Excerpts from an interface dataset:
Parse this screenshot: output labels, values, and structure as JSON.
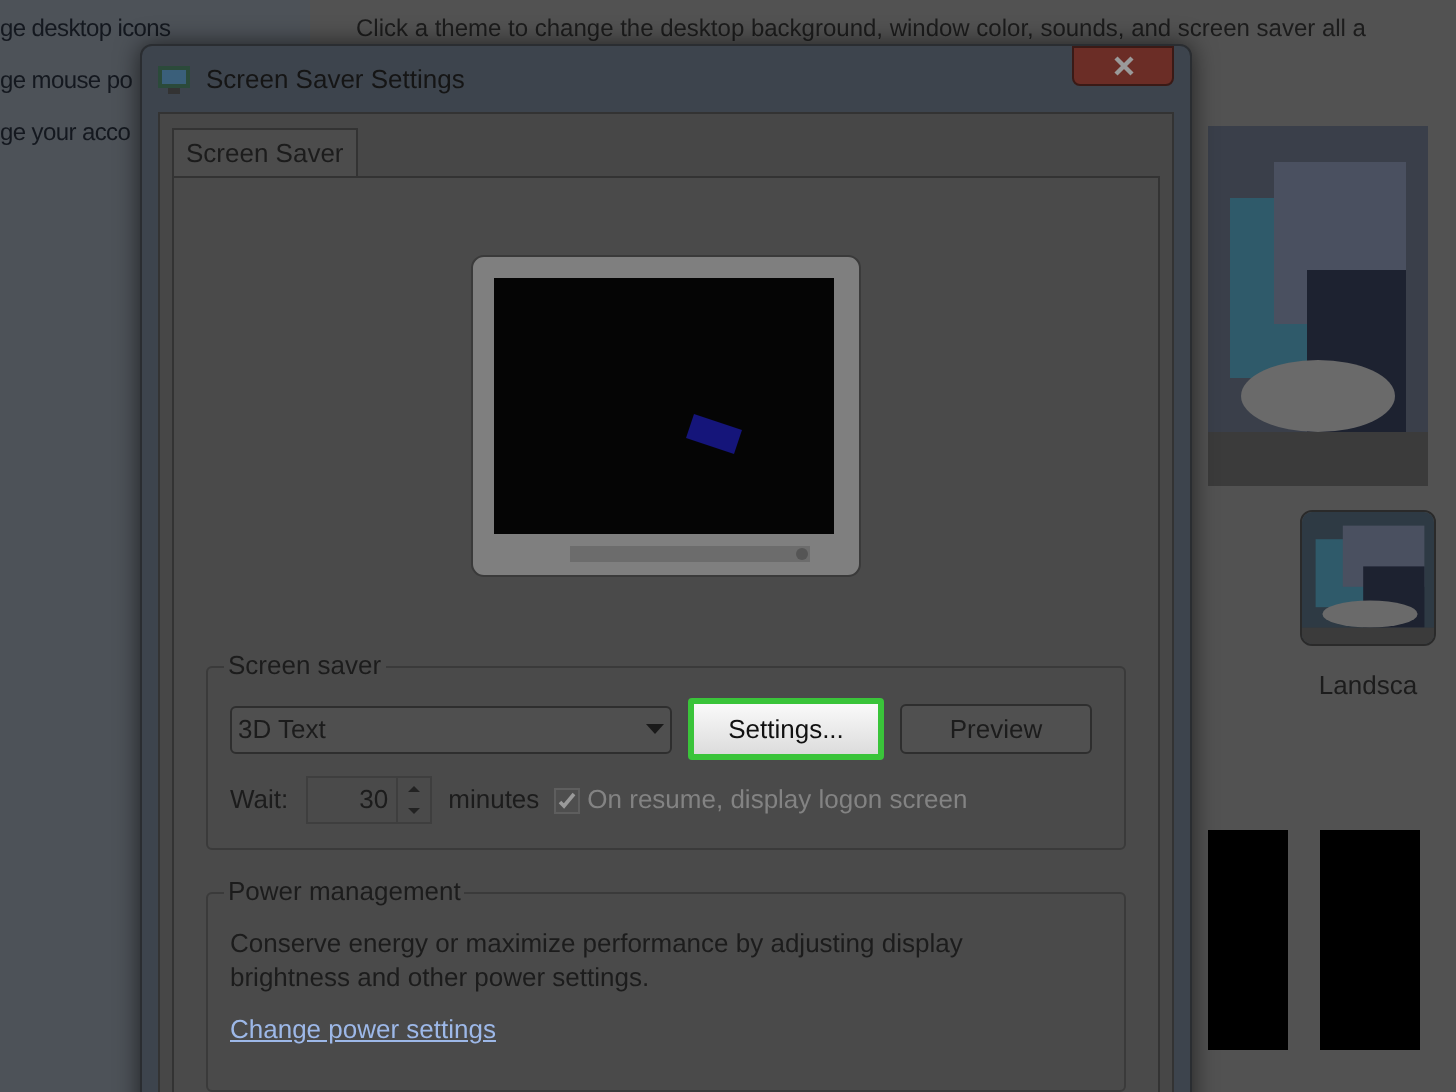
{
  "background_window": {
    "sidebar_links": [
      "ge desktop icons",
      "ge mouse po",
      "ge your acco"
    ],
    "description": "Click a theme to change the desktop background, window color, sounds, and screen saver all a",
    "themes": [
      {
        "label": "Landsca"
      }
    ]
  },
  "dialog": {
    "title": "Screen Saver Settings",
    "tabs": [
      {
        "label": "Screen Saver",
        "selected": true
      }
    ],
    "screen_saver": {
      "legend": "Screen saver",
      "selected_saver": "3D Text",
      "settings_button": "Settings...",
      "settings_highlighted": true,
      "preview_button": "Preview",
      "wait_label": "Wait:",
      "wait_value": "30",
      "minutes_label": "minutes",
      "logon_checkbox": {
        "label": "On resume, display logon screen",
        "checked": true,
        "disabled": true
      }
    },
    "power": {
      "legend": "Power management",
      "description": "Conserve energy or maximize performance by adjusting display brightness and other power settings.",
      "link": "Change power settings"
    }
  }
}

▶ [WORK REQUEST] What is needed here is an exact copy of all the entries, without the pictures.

▶ [ANSWER FOR THIS EXERCISE]
Parse this screenshot: output labels, values, and structure as JSON.
{
  "background_window": {
    "sidebar_links": [
      "ge desktop icons",
      "ge mouse po",
      "ge your acco"
    ],
    "description": "Click a theme to change the desktop background, window color, sounds, and screen saver all a",
    "themes": [
      {
        "label": "Landsca"
      }
    ]
  },
  "dialog": {
    "title": "Screen Saver Settings",
    "tabs": [
      {
        "label": "Screen Saver",
        "selected": true
      }
    ],
    "screen_saver": {
      "legend": "Screen saver",
      "selected_saver": "3D Text",
      "settings_button": "Settings...",
      "settings_highlighted": true,
      "preview_button": "Preview",
      "wait_label": "Wait:",
      "wait_value": "30",
      "minutes_label": "minutes",
      "logon_checkbox": {
        "label": "On resume, display logon screen",
        "checked": true,
        "disabled": true
      }
    },
    "power": {
      "legend": "Power management",
      "description": "Conserve energy or maximize performance by adjusting display brightness and other power settings.",
      "link": "Change power settings"
    }
  }
}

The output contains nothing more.